▸ Activity: Find the string "icon" in the records. Copy each line that has it.

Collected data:

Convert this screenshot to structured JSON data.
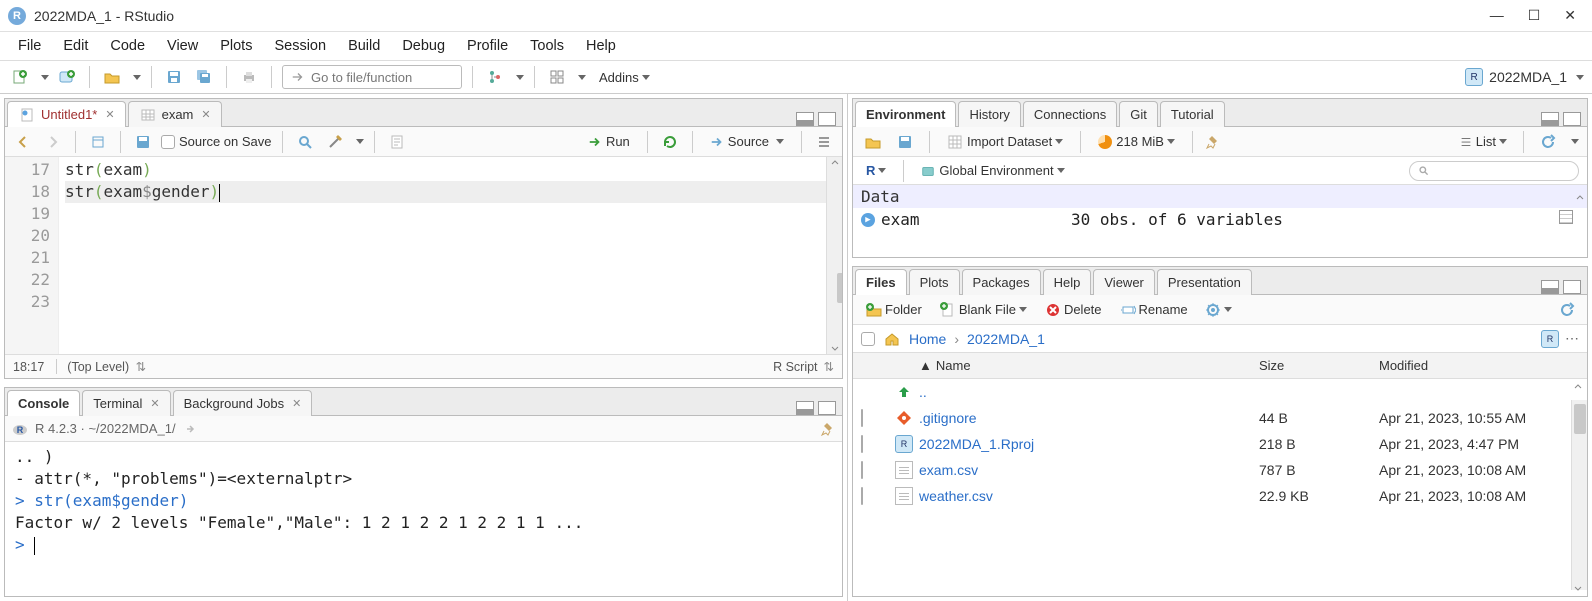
{
  "window": {
    "title": "2022MDA_1 - RStudio"
  },
  "menu": {
    "items": [
      "File",
      "Edit",
      "Code",
      "View",
      "Plots",
      "Session",
      "Build",
      "Debug",
      "Profile",
      "Tools",
      "Help"
    ]
  },
  "toolbar": {
    "goto_placeholder": "Go to file/function",
    "addins_label": "Addins",
    "project_name": "2022MDA_1"
  },
  "source": {
    "tabs": [
      {
        "label": "Untitled1*",
        "icon": "rscript",
        "unsaved": true,
        "active": true
      },
      {
        "label": "exam",
        "icon": "table",
        "unsaved": false,
        "active": false
      }
    ],
    "source_on_save": "Source on Save",
    "run_label": "Run",
    "source_label": "Source",
    "gutter_start": 17,
    "lines": [
      "str(exam)",
      "str(exam$gender)",
      "",
      "",
      "",
      "",
      ""
    ],
    "highlight_line_index": 1,
    "status_pos": "18:17",
    "status_scope": "(Top Level)",
    "status_lang": "R Script"
  },
  "console": {
    "tabs": [
      "Console",
      "Terminal",
      "Background Jobs"
    ],
    "active_tab": 0,
    "header": "R 4.2.3 · ~/2022MDA_1/",
    "lines": [
      {
        "type": "out",
        "text": "  .. )"
      },
      {
        "type": "out",
        "text": " - attr(*, \"problems\")=<externalptr>"
      },
      {
        "type": "cmd",
        "text": "str(exam$gender)"
      },
      {
        "type": "out",
        "text": " Factor w/ 2 levels \"Female\",\"Male\": 1 2 1 2 2 1 2 2 1 1 ..."
      },
      {
        "type": "prompt",
        "text": ""
      }
    ]
  },
  "env": {
    "tabs": [
      "Environment",
      "History",
      "Connections",
      "Git",
      "Tutorial"
    ],
    "active_tab": 0,
    "import_label": "Import Dataset",
    "mem_label": "218 MiB",
    "view_label": "List",
    "scope_badge": "R",
    "scope_label": "Global Environment",
    "section_label": "Data",
    "rows": [
      {
        "name": "exam",
        "value": "30 obs. of 6 variables"
      }
    ]
  },
  "files": {
    "tabs": [
      "Files",
      "Plots",
      "Packages",
      "Help",
      "Viewer",
      "Presentation"
    ],
    "active_tab": 0,
    "tool": {
      "folder": "Folder",
      "blank": "Blank File",
      "delete": "Delete",
      "rename": "Rename"
    },
    "breadcrumb": {
      "home": "Home",
      "path": "2022MDA_1"
    },
    "columns": {
      "name": "Name",
      "size": "Size",
      "modified": "Modified"
    },
    "up_label": "..",
    "rows": [
      {
        "icon": "git",
        "name": ".gitignore",
        "size": "44 B",
        "modified": "Apr 21, 2023, 10:55 AM"
      },
      {
        "icon": "rproj",
        "name": "2022MDA_1.Rproj",
        "size": "218 B",
        "modified": "Apr 21, 2023, 4:47 PM"
      },
      {
        "icon": "csv",
        "name": "exam.csv",
        "size": "787 B",
        "modified": "Apr 21, 2023, 10:08 AM"
      },
      {
        "icon": "csv",
        "name": "weather.csv",
        "size": "22.9 KB",
        "modified": "Apr 21, 2023, 10:08 AM"
      }
    ]
  }
}
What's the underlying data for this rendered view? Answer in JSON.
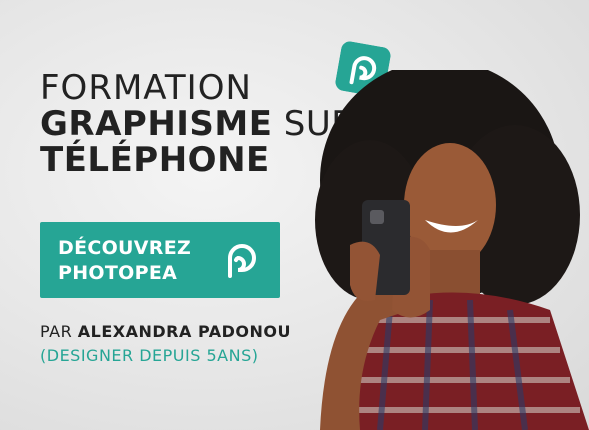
{
  "title": {
    "line1": "FORMATION",
    "line2_bold": "GRAPHISME",
    "line2_light": " SUR",
    "line3": "TÉLÉPHONE"
  },
  "cta": {
    "line1": "DÉCOUVREZ",
    "line2": "PHOTOPEA",
    "icon": "photopea-logo-icon"
  },
  "byline": {
    "prefix": "PAR ",
    "name": "ALEXANDRA PADONOU",
    "since": "(DESIGNER DEPUIS 5ANS)"
  },
  "colors": {
    "accent": "#26a595",
    "text": "#222222",
    "background": "#e6e6e6"
  }
}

▸ Output of the exercise:
        "icon": "rscript",
        "icon": "table",
        "icon": "git",
        "icon": "rproj",
        "icon": "csv",
        "icon": "csv",
    "icon": "photopea-logo-icon"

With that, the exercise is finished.